**HOW TO COMPLETE THIS TASK**
Extract every line from the records below that contains the word "ylabel".
━━━━━ EXTRACTED RECORDS
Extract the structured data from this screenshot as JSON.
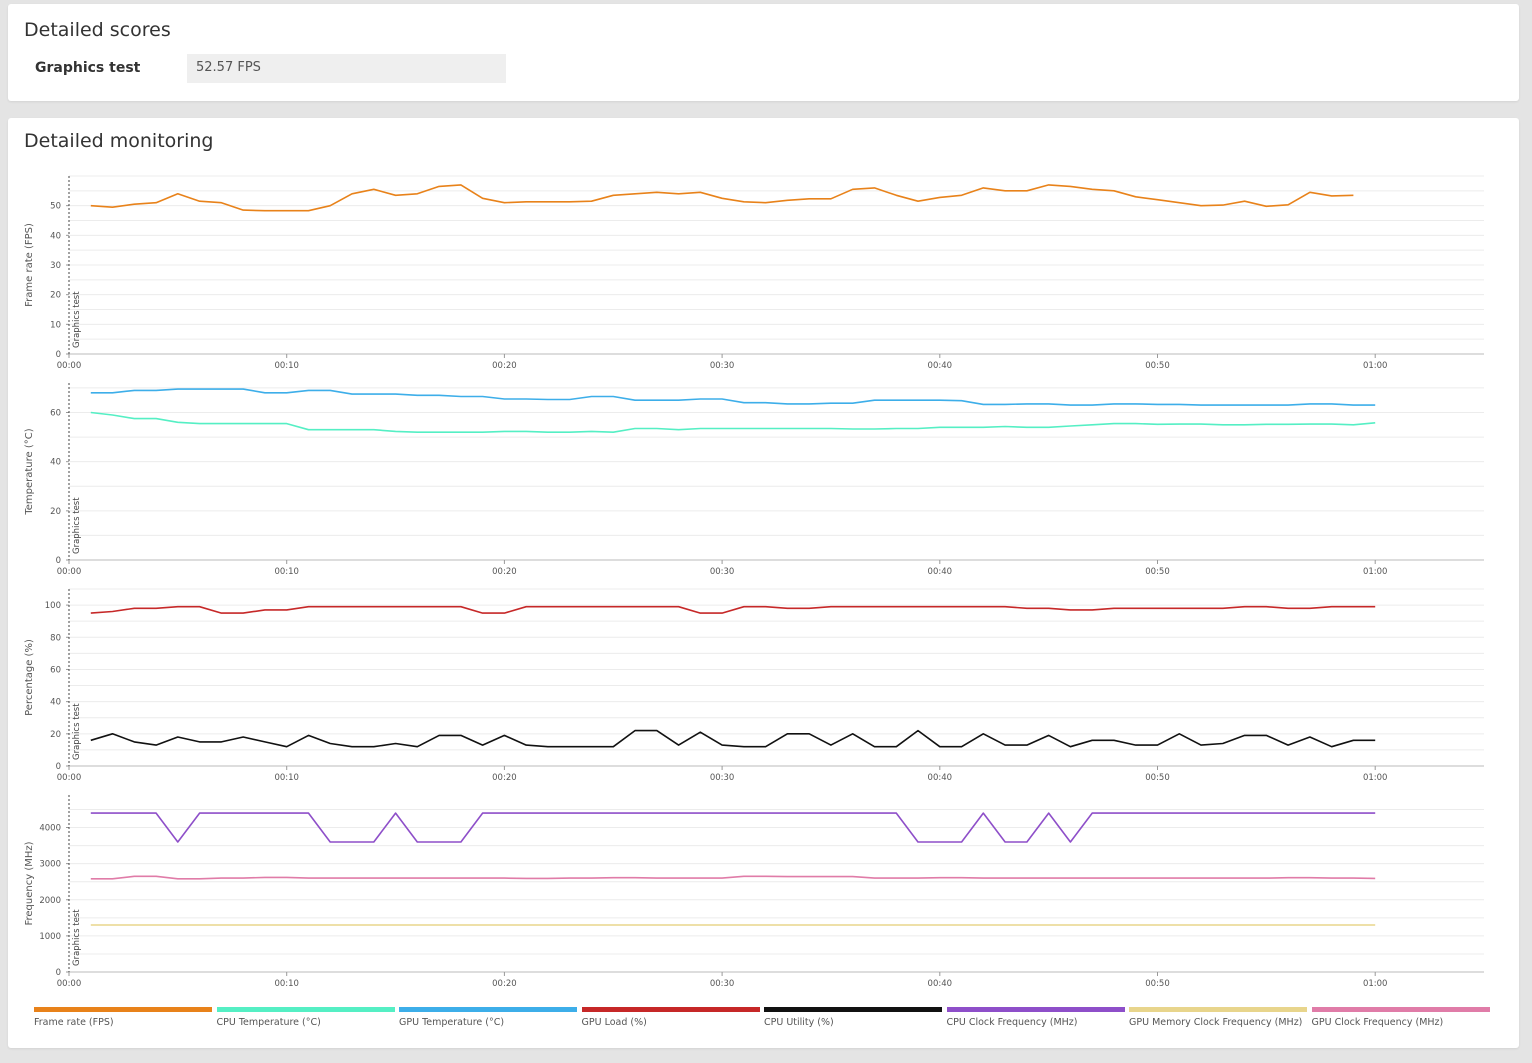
{
  "scores": {
    "title": "Detailed scores",
    "graphics_test_label": "Graphics test",
    "graphics_test_value": "52.57 FPS"
  },
  "monitoring": {
    "title": "Detailed monitoring",
    "marker_label": "Graphics test"
  },
  "colors": {
    "frame_rate": "#e8821a",
    "cpu_temperature": "#55efc4",
    "gpu_temperature": "#3daee9",
    "gpu_load": "#c62828",
    "cpu_utility": "#111111",
    "cpu_clock": "#8e4fc9",
    "gpu_mem_clock": "#e8d58c",
    "gpu_clock": "#e07ca8"
  },
  "legend": [
    {
      "label": "Frame rate (FPS)",
      "color": "#e8821a"
    },
    {
      "label": "CPU Temperature (°C)",
      "color": "#55efc4"
    },
    {
      "label": "GPU Temperature (°C)",
      "color": "#3daee9"
    },
    {
      "label": "GPU Load (%)",
      "color": "#c62828"
    },
    {
      "label": "CPU Utility (%)",
      "color": "#111111"
    },
    {
      "label": "CPU Clock Frequency (MHz)",
      "color": "#8e4fc9"
    },
    {
      "label": "GPU Memory Clock Frequency (MHz)",
      "color": "#e8d58c"
    },
    {
      "label": "GPU Clock Frequency (MHz)",
      "color": "#e07ca8"
    }
  ],
  "chart_data": [
    {
      "type": "line",
      "ylabel": "Frame rate (FPS)",
      "ylim": [
        0,
        60
      ],
      "yticks": [
        0,
        10,
        20,
        30,
        40,
        50
      ],
      "xlim": [
        0,
        65
      ],
      "xticks": [
        "00:00",
        "00:10",
        "00:20",
        "00:30",
        "00:40",
        "00:50",
        "01:00"
      ],
      "grid": true,
      "x": [
        1,
        2,
        3,
        4,
        5,
        6,
        7,
        8,
        9,
        10,
        11,
        12,
        13,
        14,
        15,
        16,
        17,
        18,
        19,
        20,
        21,
        22,
        23,
        24,
        25,
        26,
        27,
        28,
        29,
        30,
        31,
        32,
        33,
        34,
        35,
        36,
        37,
        38,
        39,
        40,
        41,
        42,
        43,
        44,
        45,
        46,
        47,
        48,
        49,
        50,
        51,
        52,
        53,
        54,
        55,
        56,
        57,
        58,
        59
      ],
      "series": [
        {
          "name": "Frame rate (FPS)",
          "color": "#e8821a",
          "values": [
            50,
            49.5,
            50.5,
            51,
            54,
            51.5,
            51,
            48.5,
            48.3,
            48.3,
            48.3,
            50,
            54,
            55.5,
            53.5,
            54,
            56.5,
            57,
            52.5,
            51,
            51.3,
            51.3,
            51.3,
            51.5,
            53.5,
            54,
            54.5,
            54,
            54.5,
            52.5,
            51.3,
            51,
            51.8,
            52.3,
            52.3,
            55.5,
            56,
            53.5,
            51.5,
            52.8,
            53.5,
            56,
            55,
            55,
            57,
            56.5,
            55.5,
            55,
            53,
            52,
            51,
            50,
            50.2,
            51.5,
            49.8,
            50.3,
            54.5,
            53.3,
            53.5
          ]
        }
      ]
    },
    {
      "type": "line",
      "ylabel": "Temperature (°C)",
      "ylim": [
        0,
        72
      ],
      "yticks": [
        0,
        20,
        40,
        60
      ],
      "xlim": [
        0,
        65
      ],
      "xticks": [
        "00:00",
        "00:10",
        "00:20",
        "00:30",
        "00:40",
        "00:50",
        "01:00"
      ],
      "grid": true,
      "x": [
        1,
        2,
        3,
        4,
        5,
        6,
        7,
        8,
        9,
        10,
        11,
        12,
        13,
        14,
        15,
        16,
        17,
        18,
        19,
        20,
        21,
        22,
        23,
        24,
        25,
        26,
        27,
        28,
        29,
        30,
        31,
        32,
        33,
        34,
        35,
        36,
        37,
        38,
        39,
        40,
        41,
        42,
        43,
        44,
        45,
        46,
        47,
        48,
        49,
        50,
        51,
        52,
        53,
        54,
        55,
        56,
        57,
        58,
        59,
        60
      ],
      "series": [
        {
          "name": "GPU Temperature (°C)",
          "color": "#3daee9",
          "values": [
            68,
            68,
            69,
            69,
            69.5,
            69.5,
            69.5,
            69.5,
            68,
            68,
            69,
            69,
            67.5,
            67.5,
            67.5,
            67,
            67,
            66.5,
            66.5,
            65.5,
            65.5,
            65.3,
            65.3,
            66.5,
            66.5,
            65,
            65,
            65,
            65.5,
            65.5,
            64,
            64,
            63.5,
            63.5,
            63.8,
            63.8,
            65,
            65,
            65,
            65,
            64.8,
            63.3,
            63.3,
            63.5,
            63.5,
            63,
            63,
            63.5,
            63.5,
            63.3,
            63.3,
            63,
            63,
            63,
            63,
            63,
            63.5,
            63.5,
            63,
            63
          ]
        },
        {
          "name": "CPU Temperature (°C)",
          "color": "#55efc4",
          "values": [
            60,
            59,
            57.5,
            57.5,
            56,
            55.5,
            55.5,
            55.5,
            55.5,
            55.5,
            53,
            53,
            53,
            53,
            52.3,
            52,
            52,
            52,
            52,
            52.3,
            52.3,
            52,
            52,
            52.3,
            52,
            53.5,
            53.5,
            53,
            53.5,
            53.5,
            53.5,
            53.5,
            53.5,
            53.5,
            53.5,
            53.3,
            53.3,
            53.5,
            53.5,
            54,
            54,
            54,
            54.3,
            54,
            54,
            54.5,
            55,
            55.5,
            55.5,
            55.2,
            55.3,
            55.3,
            55,
            55,
            55.2,
            55.2,
            55.3,
            55.3,
            55,
            55.8
          ]
        }
      ]
    },
    {
      "type": "line",
      "ylabel": "Percentage (%)",
      "ylim": [
        0,
        110
      ],
      "yticks": [
        0,
        20,
        40,
        60,
        80,
        100
      ],
      "xlim": [
        0,
        65
      ],
      "xticks": [
        "00:00",
        "00:10",
        "00:20",
        "00:30",
        "00:40",
        "00:50",
        "01:00"
      ],
      "grid": true,
      "x": [
        1,
        2,
        3,
        4,
        5,
        6,
        7,
        8,
        9,
        10,
        11,
        12,
        13,
        14,
        15,
        16,
        17,
        18,
        19,
        20,
        21,
        22,
        23,
        24,
        25,
        26,
        27,
        28,
        29,
        30,
        31,
        32,
        33,
        34,
        35,
        36,
        37,
        38,
        39,
        40,
        41,
        42,
        43,
        44,
        45,
        46,
        47,
        48,
        49,
        50,
        51,
        52,
        53,
        54,
        55,
        56,
        57,
        58,
        59,
        60
      ],
      "series": [
        {
          "name": "GPU Load (%)",
          "color": "#c62828",
          "values": [
            95,
            96,
            98,
            98,
            99,
            99,
            95,
            95,
            97,
            97,
            99,
            99,
            99,
            99,
            99,
            99,
            99,
            99,
            95,
            95,
            99,
            99,
            99,
            99,
            99,
            99,
            99,
            99,
            95,
            95,
            99,
            99,
            98,
            98,
            99,
            99,
            99,
            99,
            99,
            99,
            99,
            99,
            99,
            98,
            98,
            97,
            97,
            98,
            98,
            98,
            98,
            98,
            98,
            99,
            99,
            98,
            98,
            99,
            99,
            99
          ]
        },
        {
          "name": "CPU Utility (%)",
          "color": "#111111",
          "values": [
            16,
            20,
            15,
            13,
            18,
            15,
            15,
            18,
            15,
            12,
            19,
            14,
            12,
            12,
            14,
            12,
            19,
            19,
            13,
            19,
            13,
            12,
            12,
            12,
            12,
            22,
            22,
            13,
            21,
            13,
            12,
            12,
            20,
            20,
            13,
            20,
            12,
            12,
            22,
            12,
            12,
            20,
            13,
            13,
            19,
            12,
            16,
            16,
            13,
            13,
            20,
            13,
            14,
            19,
            19,
            13,
            18,
            12,
            16,
            16
          ]
        }
      ]
    },
    {
      "type": "line",
      "ylabel": "Frequency (MHz)",
      "ylim": [
        0,
        4900
      ],
      "yticks": [
        0,
        1000,
        2000,
        3000,
        4000
      ],
      "xlim": [
        0,
        65
      ],
      "xticks": [
        "00:00",
        "00:10",
        "00:20",
        "00:30",
        "00:40",
        "00:50",
        "01:00"
      ],
      "grid": true,
      "x": [
        1,
        2,
        3,
        4,
        5,
        6,
        7,
        8,
        9,
        10,
        11,
        12,
        13,
        14,
        15,
        16,
        17,
        18,
        19,
        20,
        21,
        22,
        23,
        24,
        25,
        26,
        27,
        28,
        29,
        30,
        31,
        32,
        33,
        34,
        35,
        36,
        37,
        38,
        39,
        40,
        41,
        42,
        43,
        44,
        45,
        46,
        47,
        48,
        49,
        50,
        51,
        52,
        53,
        54,
        55,
        56,
        57,
        58,
        59,
        60
      ],
      "series": [
        {
          "name": "CPU Clock Frequency (MHz)",
          "color": "#8e4fc9",
          "values": [
            4400,
            4400,
            4400,
            4400,
            3600,
            4400,
            4400,
            4400,
            4400,
            4400,
            4400,
            3600,
            3600,
            3600,
            4400,
            3600,
            3600,
            3600,
            4400,
            4400,
            4400,
            4400,
            4400,
            4400,
            4400,
            4400,
            4400,
            4400,
            4400,
            4400,
            4400,
            4400,
            4400,
            4400,
            4400,
            4400,
            4400,
            4400,
            3600,
            3600,
            3600,
            4400,
            3600,
            3600,
            4400,
            3600,
            4400,
            4400,
            4400,
            4400,
            4400,
            4400,
            4400,
            4400,
            4400,
            4400,
            4400,
            4400,
            4400,
            4400
          ]
        },
        {
          "name": "GPU Clock Frequency (MHz)",
          "color": "#e07ca8",
          "values": [
            2580,
            2580,
            2650,
            2650,
            2580,
            2580,
            2600,
            2600,
            2620,
            2620,
            2600,
            2600,
            2600,
            2600,
            2600,
            2600,
            2600,
            2600,
            2600,
            2600,
            2590,
            2590,
            2600,
            2600,
            2610,
            2610,
            2600,
            2600,
            2600,
            2600,
            2650,
            2650,
            2640,
            2640,
            2640,
            2640,
            2600,
            2600,
            2600,
            2610,
            2610,
            2600,
            2600,
            2600,
            2600,
            2600,
            2600,
            2600,
            2600,
            2600,
            2600,
            2600,
            2600,
            2600,
            2600,
            2610,
            2610,
            2600,
            2600,
            2590
          ]
        },
        {
          "name": "GPU Memory Clock Frequency (MHz)",
          "color": "#e8d58c",
          "values": [
            1300,
            1300,
            1300,
            1300,
            1300,
            1300,
            1300,
            1300,
            1300,
            1300,
            1300,
            1300,
            1300,
            1300,
            1300,
            1300,
            1300,
            1300,
            1300,
            1300,
            1300,
            1300,
            1300,
            1300,
            1300,
            1300,
            1300,
            1300,
            1300,
            1300,
            1300,
            1300,
            1300,
            1300,
            1300,
            1300,
            1300,
            1300,
            1300,
            1300,
            1300,
            1300,
            1300,
            1300,
            1300,
            1300,
            1300,
            1300,
            1300,
            1300,
            1300,
            1300,
            1300,
            1300,
            1300,
            1300,
            1300,
            1300,
            1300,
            1300
          ]
        }
      ]
    }
  ]
}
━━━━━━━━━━
**REPLY**
      "ylabel": "Frame rate (FPS)",
      "ylabel": "Temperature (°C)",
      "ylabel": "Percentage (%)",
      "ylabel": "Frequency (MHz)",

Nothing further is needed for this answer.